_What you should do_
Among the lines of the records, find all that carry the word "name" and copy them.

_Items from a data source_
%%

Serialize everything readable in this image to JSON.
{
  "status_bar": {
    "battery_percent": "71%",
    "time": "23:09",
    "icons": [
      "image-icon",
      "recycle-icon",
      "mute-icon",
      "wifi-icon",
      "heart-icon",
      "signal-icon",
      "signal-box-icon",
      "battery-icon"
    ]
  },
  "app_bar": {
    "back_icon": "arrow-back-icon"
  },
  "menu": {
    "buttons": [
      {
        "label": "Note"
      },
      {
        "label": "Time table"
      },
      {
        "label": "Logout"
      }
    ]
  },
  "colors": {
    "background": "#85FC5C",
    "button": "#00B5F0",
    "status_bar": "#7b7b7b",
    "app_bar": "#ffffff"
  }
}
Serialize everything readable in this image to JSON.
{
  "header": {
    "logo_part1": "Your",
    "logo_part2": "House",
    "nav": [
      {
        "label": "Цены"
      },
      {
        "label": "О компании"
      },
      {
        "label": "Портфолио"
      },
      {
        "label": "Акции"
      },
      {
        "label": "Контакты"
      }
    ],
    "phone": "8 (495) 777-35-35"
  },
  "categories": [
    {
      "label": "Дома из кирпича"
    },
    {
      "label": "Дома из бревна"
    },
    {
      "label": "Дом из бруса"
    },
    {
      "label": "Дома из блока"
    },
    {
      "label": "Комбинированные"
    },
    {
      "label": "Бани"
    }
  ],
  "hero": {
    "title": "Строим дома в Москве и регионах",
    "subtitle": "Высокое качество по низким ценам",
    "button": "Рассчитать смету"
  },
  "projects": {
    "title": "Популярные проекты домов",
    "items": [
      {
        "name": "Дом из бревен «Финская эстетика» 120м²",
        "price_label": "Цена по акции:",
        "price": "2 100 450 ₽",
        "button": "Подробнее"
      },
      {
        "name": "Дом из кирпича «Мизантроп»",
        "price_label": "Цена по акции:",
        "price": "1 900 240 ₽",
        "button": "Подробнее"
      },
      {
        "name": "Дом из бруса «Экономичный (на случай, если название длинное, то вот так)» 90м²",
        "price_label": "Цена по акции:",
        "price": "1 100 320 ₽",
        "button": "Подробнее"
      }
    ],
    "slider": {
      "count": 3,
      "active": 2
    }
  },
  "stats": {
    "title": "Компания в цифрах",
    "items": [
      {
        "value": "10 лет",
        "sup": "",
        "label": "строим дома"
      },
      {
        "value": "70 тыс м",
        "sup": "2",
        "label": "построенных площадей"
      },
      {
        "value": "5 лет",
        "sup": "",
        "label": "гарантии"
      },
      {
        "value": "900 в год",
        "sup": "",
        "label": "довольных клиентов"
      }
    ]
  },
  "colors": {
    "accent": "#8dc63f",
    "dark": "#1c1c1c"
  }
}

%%

_Answer for this exercise_
        "name": "Дом из бревен «Финская эстетика» 120м²",
        "name": "Дом из кирпича «Мизантроп»",
        "name": "Дом из бруса «Экономичный (на случай, если название длинное, то вот так)» 90м²",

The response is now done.